*Task to complete:* Return the entries in full, exactly as they were written.

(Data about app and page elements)
=== Begin Enclosure ===
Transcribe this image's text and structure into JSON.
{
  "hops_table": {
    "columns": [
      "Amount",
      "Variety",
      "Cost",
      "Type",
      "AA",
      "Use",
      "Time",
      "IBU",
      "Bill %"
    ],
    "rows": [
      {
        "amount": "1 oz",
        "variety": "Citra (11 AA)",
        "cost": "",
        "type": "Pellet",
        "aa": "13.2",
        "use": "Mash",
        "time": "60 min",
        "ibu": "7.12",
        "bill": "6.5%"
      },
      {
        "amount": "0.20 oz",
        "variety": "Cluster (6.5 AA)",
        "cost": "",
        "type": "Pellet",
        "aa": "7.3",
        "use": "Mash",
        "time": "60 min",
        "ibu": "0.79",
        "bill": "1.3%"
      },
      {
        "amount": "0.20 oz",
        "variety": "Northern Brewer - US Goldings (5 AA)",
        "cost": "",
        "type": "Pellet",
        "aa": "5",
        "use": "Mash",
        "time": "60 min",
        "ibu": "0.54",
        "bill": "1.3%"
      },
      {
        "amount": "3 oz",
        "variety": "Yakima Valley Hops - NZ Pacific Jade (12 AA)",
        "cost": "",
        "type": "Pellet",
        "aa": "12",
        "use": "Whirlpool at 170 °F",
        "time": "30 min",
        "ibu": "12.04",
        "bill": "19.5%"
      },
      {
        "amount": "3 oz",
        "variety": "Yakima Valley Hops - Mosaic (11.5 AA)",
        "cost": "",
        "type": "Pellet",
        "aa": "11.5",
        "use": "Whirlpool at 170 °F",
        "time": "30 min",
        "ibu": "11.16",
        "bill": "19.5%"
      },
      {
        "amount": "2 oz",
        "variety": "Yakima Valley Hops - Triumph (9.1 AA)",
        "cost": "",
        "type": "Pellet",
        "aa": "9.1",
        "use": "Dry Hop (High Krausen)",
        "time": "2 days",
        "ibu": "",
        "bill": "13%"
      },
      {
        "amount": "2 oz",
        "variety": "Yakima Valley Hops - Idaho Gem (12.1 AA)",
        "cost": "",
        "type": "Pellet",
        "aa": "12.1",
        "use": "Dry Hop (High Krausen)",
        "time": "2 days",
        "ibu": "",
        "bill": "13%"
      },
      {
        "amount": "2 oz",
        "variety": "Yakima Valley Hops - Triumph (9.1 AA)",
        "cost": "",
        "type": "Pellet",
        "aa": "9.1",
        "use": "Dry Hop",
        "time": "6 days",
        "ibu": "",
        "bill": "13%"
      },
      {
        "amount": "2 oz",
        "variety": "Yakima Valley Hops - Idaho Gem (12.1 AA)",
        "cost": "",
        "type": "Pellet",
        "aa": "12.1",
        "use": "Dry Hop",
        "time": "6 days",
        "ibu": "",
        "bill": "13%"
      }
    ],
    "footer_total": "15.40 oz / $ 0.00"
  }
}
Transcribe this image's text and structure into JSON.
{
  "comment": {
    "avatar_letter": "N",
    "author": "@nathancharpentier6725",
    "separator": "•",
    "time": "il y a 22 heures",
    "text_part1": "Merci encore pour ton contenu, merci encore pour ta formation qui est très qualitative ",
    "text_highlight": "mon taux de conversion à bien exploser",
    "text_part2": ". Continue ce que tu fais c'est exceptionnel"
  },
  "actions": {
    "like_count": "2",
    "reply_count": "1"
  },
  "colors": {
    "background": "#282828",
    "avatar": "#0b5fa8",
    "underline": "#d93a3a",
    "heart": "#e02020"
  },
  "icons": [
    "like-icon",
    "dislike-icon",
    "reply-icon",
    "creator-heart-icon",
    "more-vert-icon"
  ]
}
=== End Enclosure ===
*Solution to this task:*
Transcribe this image's text and structure into JSON.
{
  "hops_table": {
    "columns": [
      "Amount",
      "Variety",
      "Cost",
      "Type",
      "AA",
      "Use",
      "Time",
      "IBU",
      "Bill %"
    ],
    "rows": [
      {
        "amount": "1 oz",
        "variety": "Citra (11 AA)",
        "cost": "",
        "type": "Pellet",
        "aa": "13.2",
        "use": "Mash",
        "time": "60 min",
        "ibu": "7.12",
        "bill": "6.5%"
      },
      {
        "amount": "0.20 oz",
        "variety": "Cluster (6.5 AA)",
        "cost": "",
        "type": "Pellet",
        "aa": "7.3",
        "use": "Mash",
        "time": "60 min",
        "ibu": "0.79",
        "bill": "1.3%"
      },
      {
        "amount": "0.20 oz",
        "variety": "Northern Brewer - US Goldings (5 AA)",
        "cost": "",
        "type": "Pellet",
        "aa": "5",
        "use": "Mash",
        "time": "60 min",
        "ibu": "0.54",
        "bill": "1.3%"
      },
      {
        "amount": "3 oz",
        "variety": "Yakima Valley Hops - NZ Pacific Jade (12 AA)",
        "cost": "",
        "type": "Pellet",
        "aa": "12",
        "use": "Whirlpool at 170 °F",
        "time": "30 min",
        "ibu": "12.04",
        "bill": "19.5%"
      },
      {
        "amount": "3 oz",
        "variety": "Yakima Valley Hops - Mosaic (11.5 AA)",
        "cost": "",
        "type": "Pellet",
        "aa": "11.5",
        "use": "Whirlpool at 170 °F",
        "time": "30 min",
        "ibu": "11.16",
        "bill": "19.5%"
      },
      {
        "amount": "2 oz",
        "variety": "Yakima Valley Hops - Triumph (9.1 AA)",
        "cost": "",
        "type": "Pellet",
        "aa": "9.1",
        "use": "Dry Hop (High Krausen)",
        "time": "2 days",
        "ibu": "",
        "bill": "13%"
      },
      {
        "amount": "2 oz",
        "variety": "Yakima Valley Hops - Idaho Gem (12.1 AA)",
        "cost": "",
        "type": "Pellet",
        "aa": "12.1",
        "use": "Dry Hop (High Krausen)",
        "time": "2 days",
        "ibu": "",
        "bill": "13%"
      },
      {
        "amount": "2 oz",
        "variety": "Yakima Valley Hops - Triumph (9.1 AA)",
        "cost": "",
        "type": "Pellet",
        "aa": "9.1",
        "use": "Dry Hop",
        "time": "6 days",
        "ibu": "",
        "bill": "13%"
      },
      {
        "amount": "2 oz",
        "variety": "Yakima Valley Hops - Idaho Gem (12.1 AA)",
        "cost": "",
        "type": "Pellet",
        "aa": "12.1",
        "use": "Dry Hop",
        "time": "6 days",
        "ibu": "",
        "bill": "13%"
      }
    ],
    "footer_total": "15.40 oz / $ 0.00"
  }
}
Transcribe this image's text and structure into JSON.
{
  "comment": {
    "avatar_letter": "N",
    "author": "@nathancharpentier6725",
    "separator": "•",
    "time": "il y a 22 heures",
    "text_part1": "Merci encore pour ton contenu, merci encore pour ta formation qui est très qualitative ",
    "text_highlight": "mon taux de conversion à bien exploser",
    "text_part2": ". Continue ce que tu fais c'est exceptionnel"
  },
  "actions": {
    "like_count": "2",
    "reply_count": "1"
  },
  "colors": {
    "background": "#282828",
    "avatar": "#0b5fa8",
    "underline": "#d93a3a",
    "heart": "#e02020"
  },
  "icons": [
    "like-icon",
    "dislike-icon",
    "reply-icon",
    "creator-heart-icon",
    "more-vert-icon"
  ]
}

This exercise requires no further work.